Everton’s new manager, Jean-Luc Vasseur, urged patience after Aileen Whelan’s second-half header lifted Brighton to third in the Women’s Super League at the expense of his team in his first league game in charge. “The project is long and we need to be patient,” said Vasseur. “Win or not winning, we need to build, that’s what’s important.”
The 52-year-old former Lyon manager may have begun his tenure with a win on Wednesday night, when Everton beat Leicester City 3-1 in the League Cup, but a reversal of the team’s WSL fortunes is sorely needed.
A turnaround will come “the sooner the better”, said Vasseur. “I don’t have control over time. I arrived one week ago, we’ve had two games, so we don’t have time to put in the new method. You always need time as a new manager to change things.
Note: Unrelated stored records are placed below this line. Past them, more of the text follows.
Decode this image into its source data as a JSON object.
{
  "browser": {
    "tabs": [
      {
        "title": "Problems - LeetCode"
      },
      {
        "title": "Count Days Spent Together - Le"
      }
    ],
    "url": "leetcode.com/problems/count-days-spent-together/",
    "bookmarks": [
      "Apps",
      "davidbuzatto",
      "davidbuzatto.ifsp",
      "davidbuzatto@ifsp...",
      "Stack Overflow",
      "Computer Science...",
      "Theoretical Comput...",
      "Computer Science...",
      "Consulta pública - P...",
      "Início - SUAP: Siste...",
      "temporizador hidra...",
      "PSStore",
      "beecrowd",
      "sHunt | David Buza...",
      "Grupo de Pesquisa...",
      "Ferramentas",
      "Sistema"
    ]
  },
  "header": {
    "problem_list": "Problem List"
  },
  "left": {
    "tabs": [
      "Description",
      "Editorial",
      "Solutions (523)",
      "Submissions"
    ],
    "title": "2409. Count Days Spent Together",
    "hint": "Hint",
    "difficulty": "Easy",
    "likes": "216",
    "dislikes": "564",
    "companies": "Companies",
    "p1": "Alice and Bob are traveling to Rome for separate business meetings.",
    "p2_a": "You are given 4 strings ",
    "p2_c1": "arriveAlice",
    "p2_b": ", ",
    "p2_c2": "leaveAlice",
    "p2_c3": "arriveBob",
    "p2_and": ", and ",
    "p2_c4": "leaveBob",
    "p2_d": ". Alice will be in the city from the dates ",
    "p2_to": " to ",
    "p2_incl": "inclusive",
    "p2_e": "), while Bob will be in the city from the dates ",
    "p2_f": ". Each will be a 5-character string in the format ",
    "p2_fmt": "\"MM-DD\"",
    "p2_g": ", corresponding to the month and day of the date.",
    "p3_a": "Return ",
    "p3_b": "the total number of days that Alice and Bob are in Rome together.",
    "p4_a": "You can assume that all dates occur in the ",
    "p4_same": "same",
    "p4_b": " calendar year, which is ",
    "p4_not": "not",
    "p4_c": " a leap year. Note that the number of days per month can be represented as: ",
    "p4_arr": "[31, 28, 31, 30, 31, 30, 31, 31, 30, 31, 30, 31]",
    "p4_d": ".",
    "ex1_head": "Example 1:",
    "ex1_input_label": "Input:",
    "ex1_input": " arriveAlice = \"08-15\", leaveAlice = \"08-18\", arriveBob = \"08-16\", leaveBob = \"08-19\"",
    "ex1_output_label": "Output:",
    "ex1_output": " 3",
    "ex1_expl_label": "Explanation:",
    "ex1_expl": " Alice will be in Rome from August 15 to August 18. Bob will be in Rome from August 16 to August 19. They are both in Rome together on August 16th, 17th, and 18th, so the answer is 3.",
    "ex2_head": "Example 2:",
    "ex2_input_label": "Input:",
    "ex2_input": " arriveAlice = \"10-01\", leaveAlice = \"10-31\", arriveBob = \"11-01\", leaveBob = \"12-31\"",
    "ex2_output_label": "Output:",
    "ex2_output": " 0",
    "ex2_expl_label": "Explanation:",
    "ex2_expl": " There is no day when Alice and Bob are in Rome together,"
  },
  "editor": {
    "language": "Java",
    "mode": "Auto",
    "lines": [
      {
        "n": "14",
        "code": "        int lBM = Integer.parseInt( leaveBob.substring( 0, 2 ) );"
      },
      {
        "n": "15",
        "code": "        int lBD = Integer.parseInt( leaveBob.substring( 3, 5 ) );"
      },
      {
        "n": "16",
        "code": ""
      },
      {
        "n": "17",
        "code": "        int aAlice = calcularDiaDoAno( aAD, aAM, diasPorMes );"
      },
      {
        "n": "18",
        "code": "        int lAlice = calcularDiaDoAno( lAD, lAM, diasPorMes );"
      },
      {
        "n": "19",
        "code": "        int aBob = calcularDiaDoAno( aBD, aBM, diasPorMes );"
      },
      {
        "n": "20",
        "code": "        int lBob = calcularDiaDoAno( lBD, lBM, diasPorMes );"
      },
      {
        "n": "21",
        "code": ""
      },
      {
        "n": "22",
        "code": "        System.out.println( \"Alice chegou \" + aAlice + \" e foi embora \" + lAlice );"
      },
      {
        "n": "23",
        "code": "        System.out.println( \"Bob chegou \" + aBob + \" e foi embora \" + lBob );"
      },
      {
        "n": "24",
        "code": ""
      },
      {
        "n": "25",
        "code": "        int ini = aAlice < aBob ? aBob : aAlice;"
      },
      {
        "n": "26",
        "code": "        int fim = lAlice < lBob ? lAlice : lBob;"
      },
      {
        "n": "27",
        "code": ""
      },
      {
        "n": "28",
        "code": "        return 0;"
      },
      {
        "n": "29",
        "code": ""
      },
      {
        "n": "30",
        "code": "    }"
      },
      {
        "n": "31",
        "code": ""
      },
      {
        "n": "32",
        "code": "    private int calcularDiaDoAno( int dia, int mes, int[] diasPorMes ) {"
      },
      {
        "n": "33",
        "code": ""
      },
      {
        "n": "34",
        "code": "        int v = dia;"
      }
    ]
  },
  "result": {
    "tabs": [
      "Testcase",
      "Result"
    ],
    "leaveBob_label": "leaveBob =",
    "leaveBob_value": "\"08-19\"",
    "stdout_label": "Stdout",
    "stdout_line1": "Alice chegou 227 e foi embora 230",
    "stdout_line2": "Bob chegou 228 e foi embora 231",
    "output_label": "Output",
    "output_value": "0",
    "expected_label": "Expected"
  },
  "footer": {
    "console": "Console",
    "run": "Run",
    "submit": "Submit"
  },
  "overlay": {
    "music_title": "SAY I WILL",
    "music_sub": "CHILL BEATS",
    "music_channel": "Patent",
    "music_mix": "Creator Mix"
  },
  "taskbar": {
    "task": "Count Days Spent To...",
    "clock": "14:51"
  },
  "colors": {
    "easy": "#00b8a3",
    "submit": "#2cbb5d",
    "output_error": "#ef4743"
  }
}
Today we are disappointed in defeat but in defeat you learn and it’s important to learn in every game.”
Everton have taken only six points from their opening six fixtures and sit in eighth, and both Manchester City and Reading are able to leapfrog them with wins on Sunday . The Blues’ poor run of form prompted the removal of Vasseur’s predecessor, Willie Kirk, who took charge of a side at the bottom of the table in 2018 and guided them to a fifth-place finish last term.
Vasseur comes with Champions League pedigree, having guided Lyon to their fifth consecutive European title in the 2019-20 season before being dismissed after failing to progress past Paris Saint-Germain last season.
Brighton, under Hope Powell, did not offer the cannon fodder that a new manager would perhaps like to meet soon after their arrival. They are dark horses this year, with Powell’s patient and discreet work easing them up the table each year. The patient work of the Brighton hierarchy, who paid a fee for a player for the first time when they signed Danielle Carter in the summer, contrasts starkly with that of big-spending Everton, who recruited some of Europe’s best talent, including the Swedish trio of Hanna Bennison, Anna Anvegård and Nathalie Björn.
Perhaps because of the effects of the fierce winds whipping through Walton Hall Park, there was a lack of intensity to the opening 45 minutes of a game that would potentially mark a shift in the fortunes of the hosts or the continuing rise of their guests. With Everton unchanged from their midweek cup game, they dominated possession but had nothing to show for it, with two shots on target apiece at the break.
In the second half Brighton punished the profligacy of Everton. First the defender Maya Le Tissier went close after the former Evertonian Inessa Kaagman sent the ball towards her at the far post. Then, just past the hour mark, Brighton took a deserved lead. The former Arsenal forward Danielle Carter combined nicely with Lee Geum-min and then sent in a cross that was nodded in by Whelan, who had scrambled in front of the goalkeeper Sandy MacIver.
The win was impressive testament to the improved consistency of Brighton, who had won nine of 14 league matches before meeting Everton – as many wins as in their previous 49 games in the competition. They also look well organised, with Powell doing well to utilise the talents of the players at her disposal.
Meanwhile, Everton play without an identity and whether Vasseur is able to enact his vision quick enough to impress the board – and buy him the time needed to do more than halt this team’s slide – remains to be seen. The positives? “The mindset of the team because players tried and tried,” said Vasseur. “And my team believes in the project, Today is not a good day for us but they believe in what we are doing.”